(Stored entries)
· · · · · · ·
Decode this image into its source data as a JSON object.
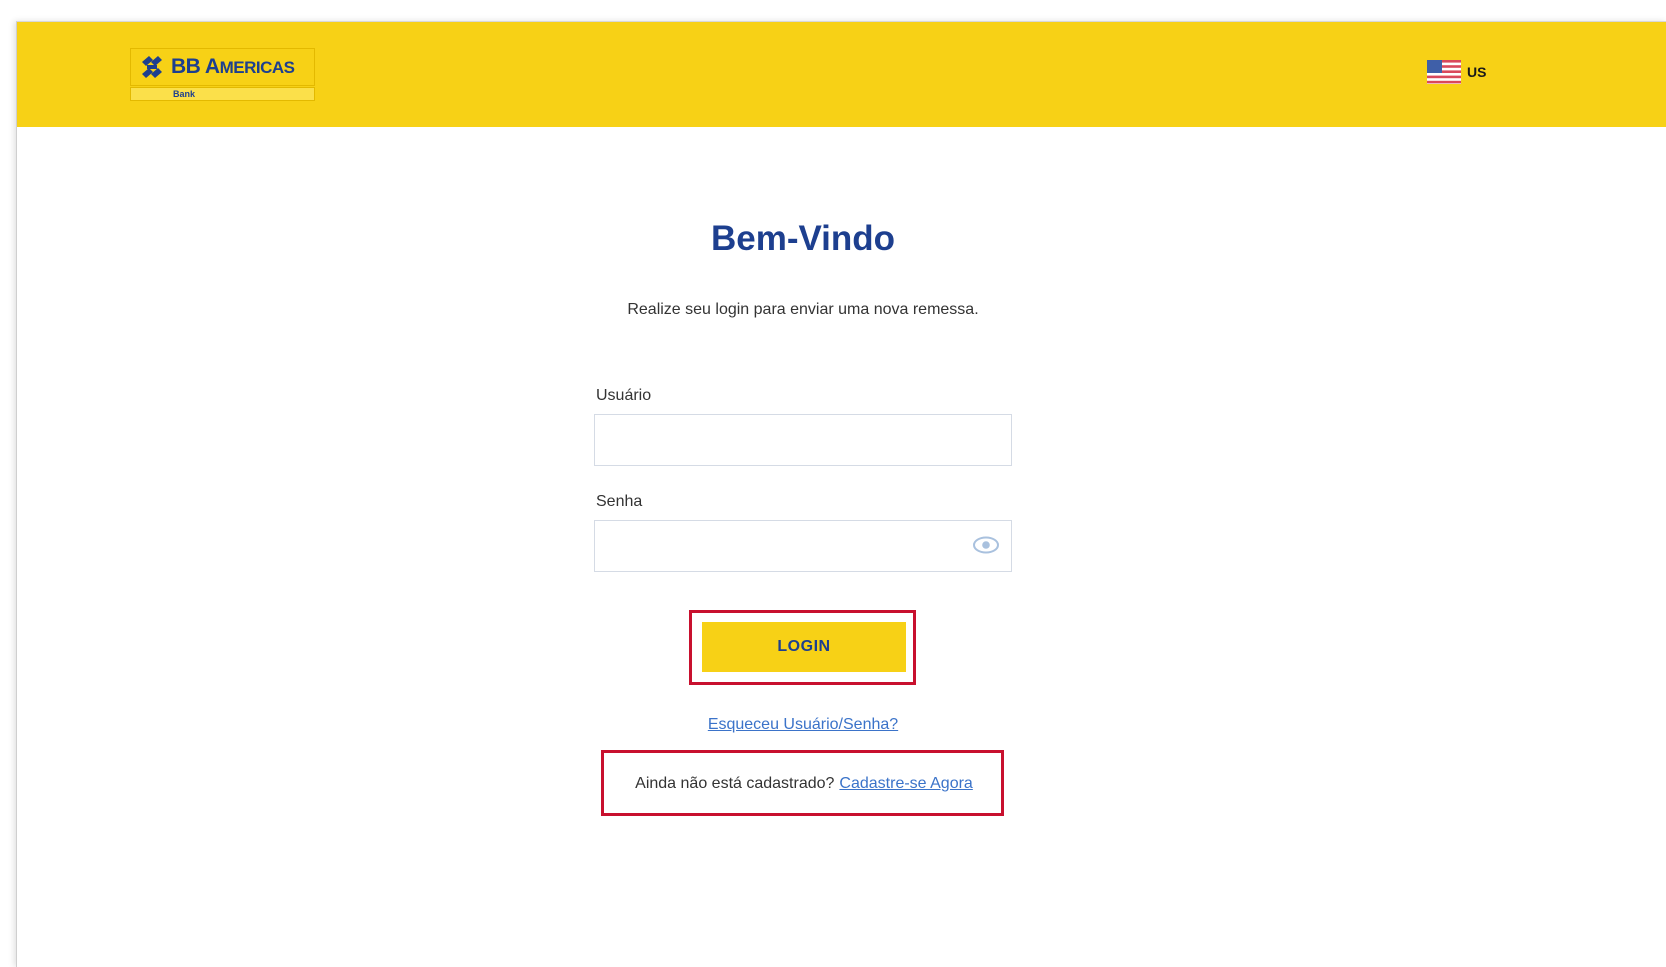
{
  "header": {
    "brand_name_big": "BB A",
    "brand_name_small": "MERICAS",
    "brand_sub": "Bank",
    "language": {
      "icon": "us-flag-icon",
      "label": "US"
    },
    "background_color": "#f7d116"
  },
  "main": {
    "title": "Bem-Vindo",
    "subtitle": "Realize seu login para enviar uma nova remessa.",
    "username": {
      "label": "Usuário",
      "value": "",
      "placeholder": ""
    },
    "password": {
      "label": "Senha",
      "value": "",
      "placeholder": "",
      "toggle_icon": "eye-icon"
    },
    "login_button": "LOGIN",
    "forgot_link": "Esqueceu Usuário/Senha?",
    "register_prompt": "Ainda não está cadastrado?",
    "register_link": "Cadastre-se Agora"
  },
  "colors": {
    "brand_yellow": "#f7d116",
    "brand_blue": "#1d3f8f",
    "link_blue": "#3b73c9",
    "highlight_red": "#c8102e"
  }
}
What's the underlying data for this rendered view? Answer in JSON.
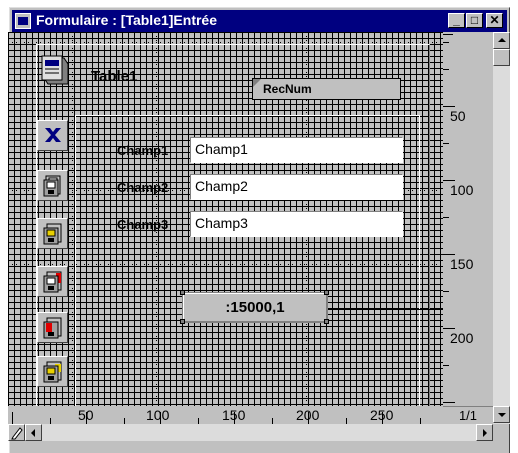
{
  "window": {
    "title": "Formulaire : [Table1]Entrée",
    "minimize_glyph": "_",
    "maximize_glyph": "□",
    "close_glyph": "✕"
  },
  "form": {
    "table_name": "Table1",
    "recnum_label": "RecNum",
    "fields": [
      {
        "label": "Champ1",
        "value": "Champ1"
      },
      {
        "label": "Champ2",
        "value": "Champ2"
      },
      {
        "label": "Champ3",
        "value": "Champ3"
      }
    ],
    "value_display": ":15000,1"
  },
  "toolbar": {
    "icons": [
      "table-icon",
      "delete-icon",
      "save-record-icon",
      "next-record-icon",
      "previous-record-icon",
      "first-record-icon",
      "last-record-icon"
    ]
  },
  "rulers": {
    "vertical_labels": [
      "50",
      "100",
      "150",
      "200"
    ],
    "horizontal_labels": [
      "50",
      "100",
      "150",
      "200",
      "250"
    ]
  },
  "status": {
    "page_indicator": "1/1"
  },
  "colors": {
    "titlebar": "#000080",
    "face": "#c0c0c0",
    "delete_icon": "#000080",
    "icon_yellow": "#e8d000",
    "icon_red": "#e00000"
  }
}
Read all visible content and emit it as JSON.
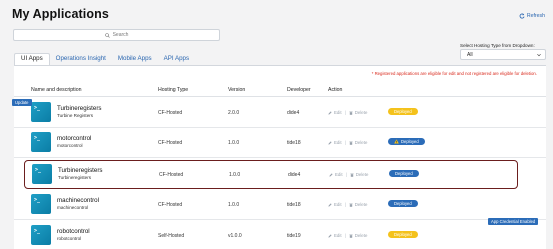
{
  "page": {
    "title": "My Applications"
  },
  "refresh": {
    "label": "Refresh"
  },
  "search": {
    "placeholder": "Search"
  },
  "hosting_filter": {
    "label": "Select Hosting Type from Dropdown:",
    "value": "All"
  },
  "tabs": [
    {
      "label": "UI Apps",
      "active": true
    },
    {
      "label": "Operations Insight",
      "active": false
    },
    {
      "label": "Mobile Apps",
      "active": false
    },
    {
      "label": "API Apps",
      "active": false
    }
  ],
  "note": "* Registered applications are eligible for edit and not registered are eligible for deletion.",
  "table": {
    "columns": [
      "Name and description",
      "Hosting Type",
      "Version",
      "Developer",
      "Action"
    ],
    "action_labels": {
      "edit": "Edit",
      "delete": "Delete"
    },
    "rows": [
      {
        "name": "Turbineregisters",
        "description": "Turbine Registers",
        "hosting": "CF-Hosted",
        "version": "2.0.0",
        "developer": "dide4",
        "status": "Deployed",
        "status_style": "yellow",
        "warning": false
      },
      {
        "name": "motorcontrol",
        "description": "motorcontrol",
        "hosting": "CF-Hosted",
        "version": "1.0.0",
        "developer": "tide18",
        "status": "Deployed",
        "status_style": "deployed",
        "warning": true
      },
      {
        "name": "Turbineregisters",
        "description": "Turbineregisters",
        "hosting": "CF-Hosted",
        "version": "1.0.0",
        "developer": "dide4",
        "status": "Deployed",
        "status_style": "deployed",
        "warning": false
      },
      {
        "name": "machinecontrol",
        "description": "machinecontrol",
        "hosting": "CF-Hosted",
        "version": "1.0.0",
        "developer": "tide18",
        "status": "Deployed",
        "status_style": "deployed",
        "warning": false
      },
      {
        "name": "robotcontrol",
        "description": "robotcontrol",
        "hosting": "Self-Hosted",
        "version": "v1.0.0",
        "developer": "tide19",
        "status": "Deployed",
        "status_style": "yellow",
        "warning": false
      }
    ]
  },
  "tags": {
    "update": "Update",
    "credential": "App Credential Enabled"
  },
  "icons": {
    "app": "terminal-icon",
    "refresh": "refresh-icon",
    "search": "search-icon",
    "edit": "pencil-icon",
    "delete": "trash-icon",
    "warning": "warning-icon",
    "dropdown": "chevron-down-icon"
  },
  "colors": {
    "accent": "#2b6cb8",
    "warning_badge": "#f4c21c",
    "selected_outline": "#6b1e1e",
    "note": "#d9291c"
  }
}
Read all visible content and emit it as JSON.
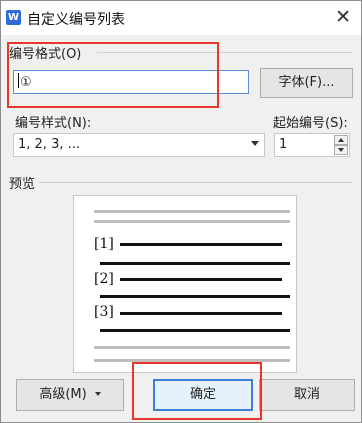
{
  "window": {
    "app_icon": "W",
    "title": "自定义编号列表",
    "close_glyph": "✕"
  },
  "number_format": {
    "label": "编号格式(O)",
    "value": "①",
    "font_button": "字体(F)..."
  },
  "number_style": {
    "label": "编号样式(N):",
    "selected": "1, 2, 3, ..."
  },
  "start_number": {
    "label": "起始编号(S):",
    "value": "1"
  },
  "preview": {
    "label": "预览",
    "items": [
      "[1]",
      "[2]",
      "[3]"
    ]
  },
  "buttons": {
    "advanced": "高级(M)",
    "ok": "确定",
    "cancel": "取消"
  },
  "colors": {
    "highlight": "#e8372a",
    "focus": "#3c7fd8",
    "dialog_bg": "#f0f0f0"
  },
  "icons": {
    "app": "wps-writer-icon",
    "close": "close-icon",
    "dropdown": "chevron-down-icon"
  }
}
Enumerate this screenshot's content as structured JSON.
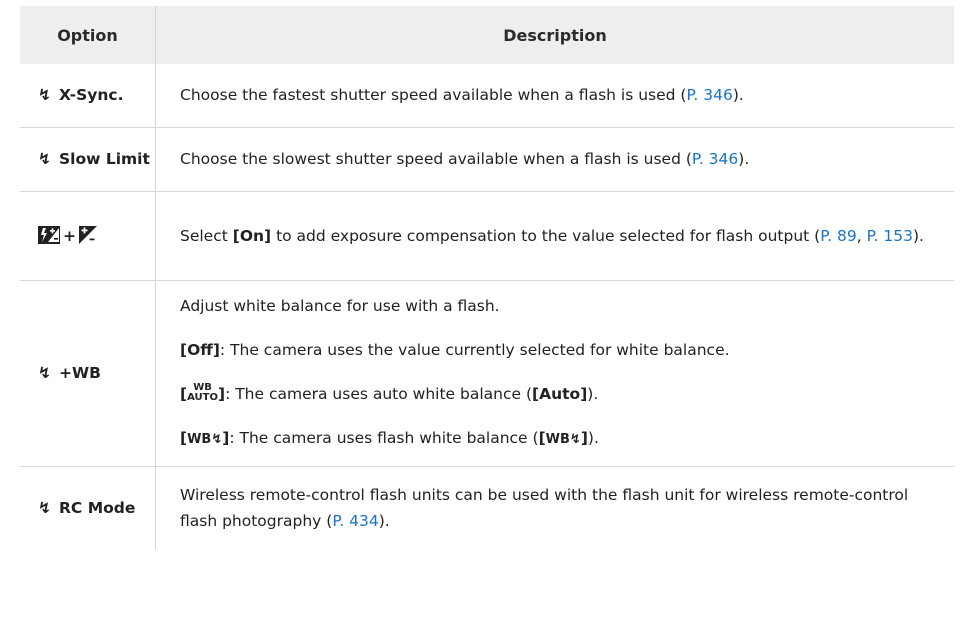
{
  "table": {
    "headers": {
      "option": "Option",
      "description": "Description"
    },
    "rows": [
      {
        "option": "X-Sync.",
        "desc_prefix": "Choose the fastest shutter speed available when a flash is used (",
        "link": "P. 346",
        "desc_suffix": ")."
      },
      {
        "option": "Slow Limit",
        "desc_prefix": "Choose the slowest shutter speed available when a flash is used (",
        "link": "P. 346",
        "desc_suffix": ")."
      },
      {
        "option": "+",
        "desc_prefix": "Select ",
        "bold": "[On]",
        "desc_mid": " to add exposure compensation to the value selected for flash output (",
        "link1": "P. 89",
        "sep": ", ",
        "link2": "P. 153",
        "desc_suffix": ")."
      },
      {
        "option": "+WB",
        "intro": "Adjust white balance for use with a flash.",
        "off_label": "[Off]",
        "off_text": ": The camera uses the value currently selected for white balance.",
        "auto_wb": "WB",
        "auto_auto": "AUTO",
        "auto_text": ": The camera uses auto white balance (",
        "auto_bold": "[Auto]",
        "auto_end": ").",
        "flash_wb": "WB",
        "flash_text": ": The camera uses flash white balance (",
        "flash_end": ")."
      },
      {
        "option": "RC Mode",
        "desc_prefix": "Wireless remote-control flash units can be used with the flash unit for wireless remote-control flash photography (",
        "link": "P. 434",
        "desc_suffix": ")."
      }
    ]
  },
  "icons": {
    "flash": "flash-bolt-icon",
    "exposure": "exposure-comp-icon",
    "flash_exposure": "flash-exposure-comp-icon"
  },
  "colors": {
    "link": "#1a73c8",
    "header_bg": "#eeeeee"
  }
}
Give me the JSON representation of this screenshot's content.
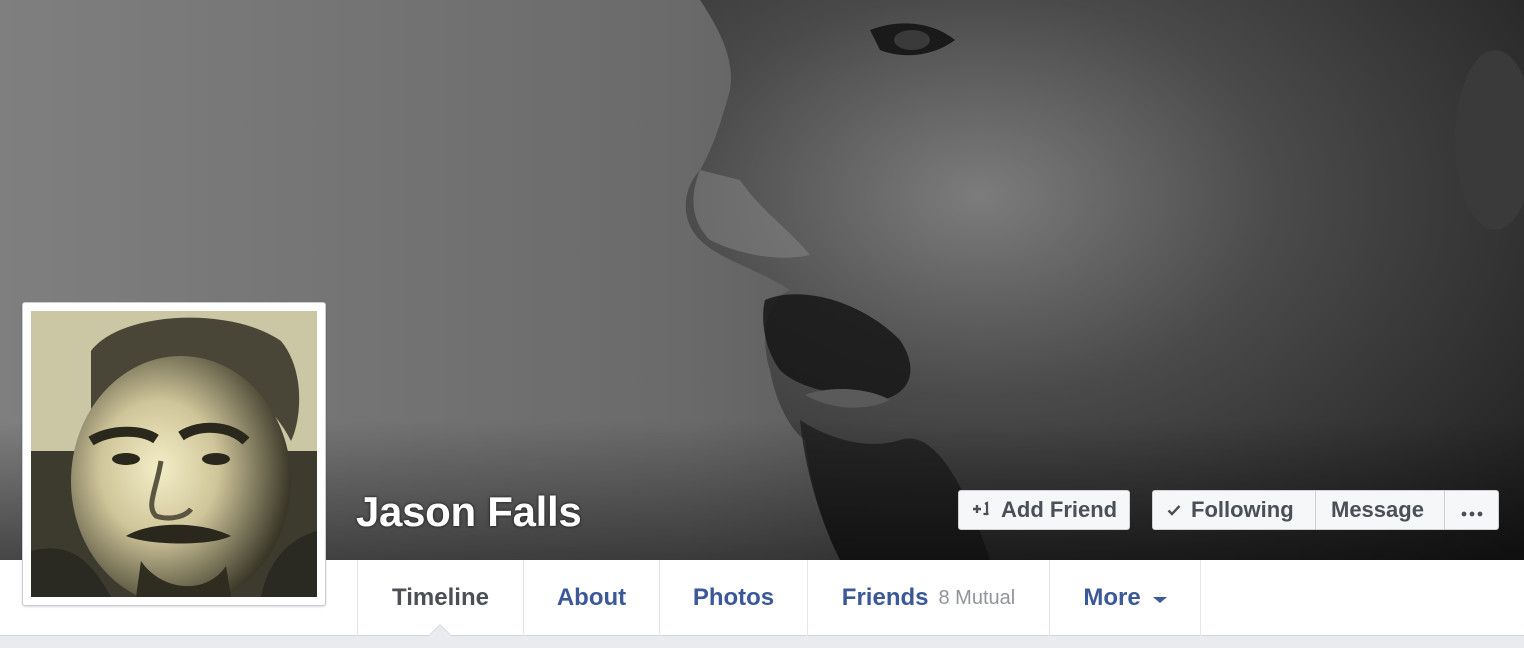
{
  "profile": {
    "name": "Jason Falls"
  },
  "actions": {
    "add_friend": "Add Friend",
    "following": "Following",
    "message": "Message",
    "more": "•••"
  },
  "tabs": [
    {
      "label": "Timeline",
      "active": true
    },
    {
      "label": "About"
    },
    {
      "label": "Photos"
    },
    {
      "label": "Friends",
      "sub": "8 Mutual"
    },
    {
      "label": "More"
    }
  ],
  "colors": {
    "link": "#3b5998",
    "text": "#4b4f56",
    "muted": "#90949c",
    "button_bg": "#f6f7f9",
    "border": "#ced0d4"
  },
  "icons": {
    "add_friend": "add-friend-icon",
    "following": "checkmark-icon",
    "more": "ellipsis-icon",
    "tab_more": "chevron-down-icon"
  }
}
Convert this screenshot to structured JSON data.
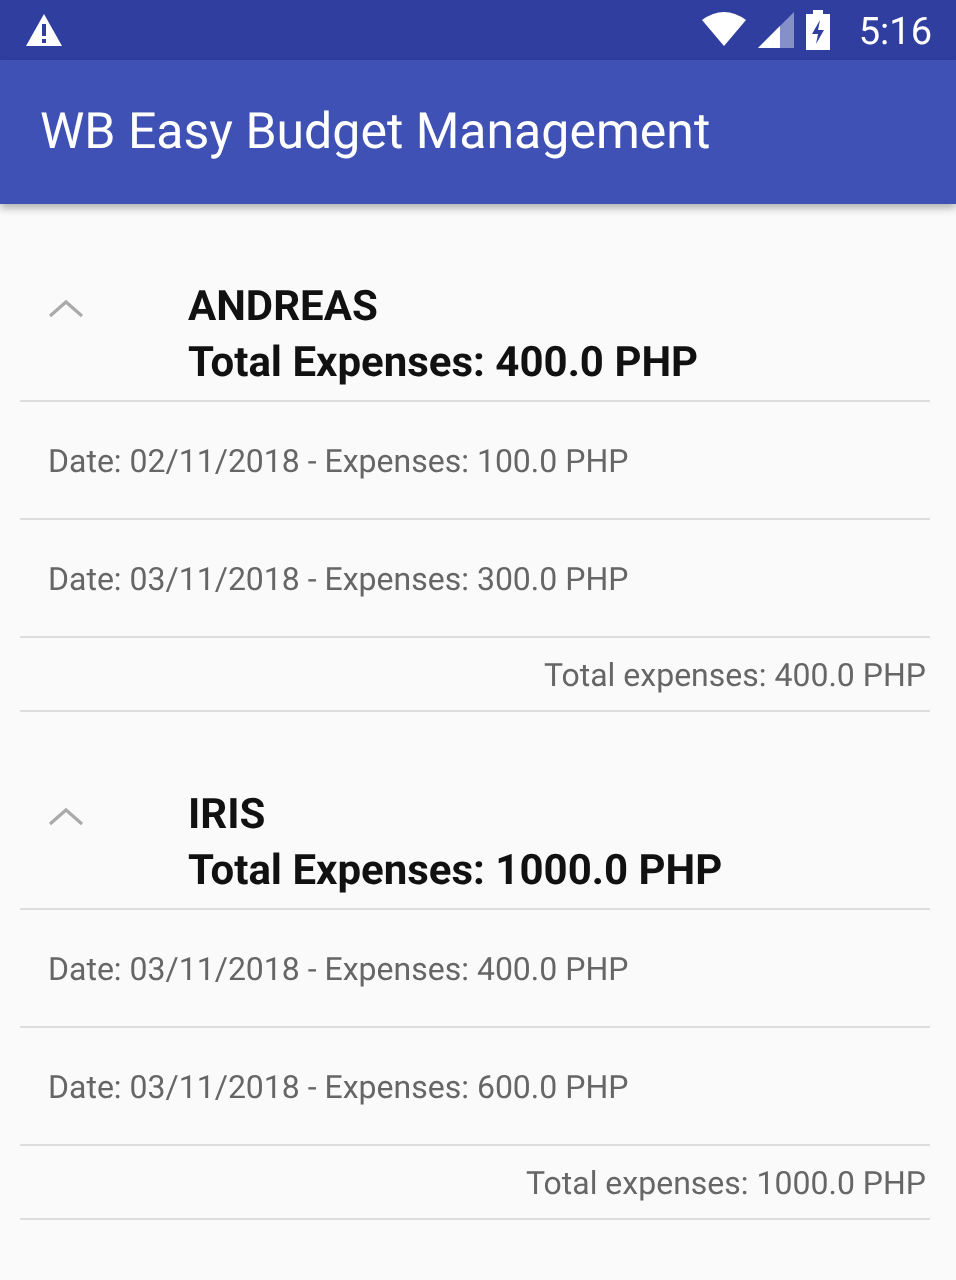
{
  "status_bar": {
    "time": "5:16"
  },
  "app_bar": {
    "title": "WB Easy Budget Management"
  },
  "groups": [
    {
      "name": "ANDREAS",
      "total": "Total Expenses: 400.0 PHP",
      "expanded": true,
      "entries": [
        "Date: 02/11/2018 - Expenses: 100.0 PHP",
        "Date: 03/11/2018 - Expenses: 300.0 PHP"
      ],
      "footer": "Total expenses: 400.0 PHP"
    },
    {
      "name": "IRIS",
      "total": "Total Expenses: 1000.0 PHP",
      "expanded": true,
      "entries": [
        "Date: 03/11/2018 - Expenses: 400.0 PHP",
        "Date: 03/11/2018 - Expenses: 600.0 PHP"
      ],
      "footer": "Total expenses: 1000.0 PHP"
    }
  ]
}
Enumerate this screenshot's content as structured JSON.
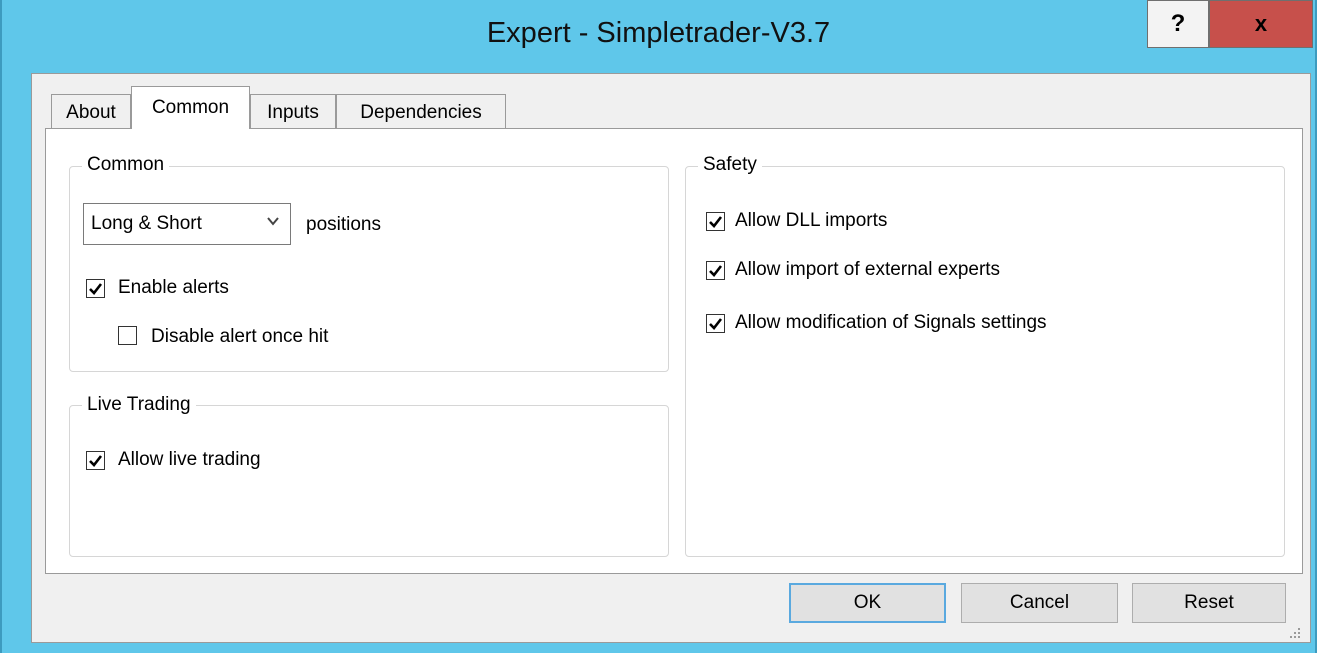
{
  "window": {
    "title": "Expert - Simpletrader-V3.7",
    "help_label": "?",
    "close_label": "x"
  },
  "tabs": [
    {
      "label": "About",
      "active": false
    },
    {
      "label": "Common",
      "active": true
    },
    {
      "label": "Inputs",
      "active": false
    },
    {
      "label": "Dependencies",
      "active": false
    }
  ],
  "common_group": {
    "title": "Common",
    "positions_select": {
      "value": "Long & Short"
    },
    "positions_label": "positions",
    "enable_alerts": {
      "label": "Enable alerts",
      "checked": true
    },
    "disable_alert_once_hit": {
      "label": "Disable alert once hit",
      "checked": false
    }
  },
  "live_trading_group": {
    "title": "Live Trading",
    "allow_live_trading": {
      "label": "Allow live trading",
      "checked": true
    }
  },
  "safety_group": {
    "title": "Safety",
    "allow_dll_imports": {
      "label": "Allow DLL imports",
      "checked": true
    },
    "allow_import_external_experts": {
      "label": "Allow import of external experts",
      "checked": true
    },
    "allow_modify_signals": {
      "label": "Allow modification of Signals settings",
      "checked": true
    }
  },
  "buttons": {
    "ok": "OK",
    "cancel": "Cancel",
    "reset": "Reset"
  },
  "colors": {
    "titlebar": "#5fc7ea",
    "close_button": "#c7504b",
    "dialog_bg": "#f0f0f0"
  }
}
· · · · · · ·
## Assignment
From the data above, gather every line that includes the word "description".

## Response box
      "Name and description",
        "description": "Turbine Registers",
        "description": "motorcontrol",
        "description": "Turbineregisters",
        "description": "machinecontrol",
        "description": "robotcontrol",
      "description": "Description"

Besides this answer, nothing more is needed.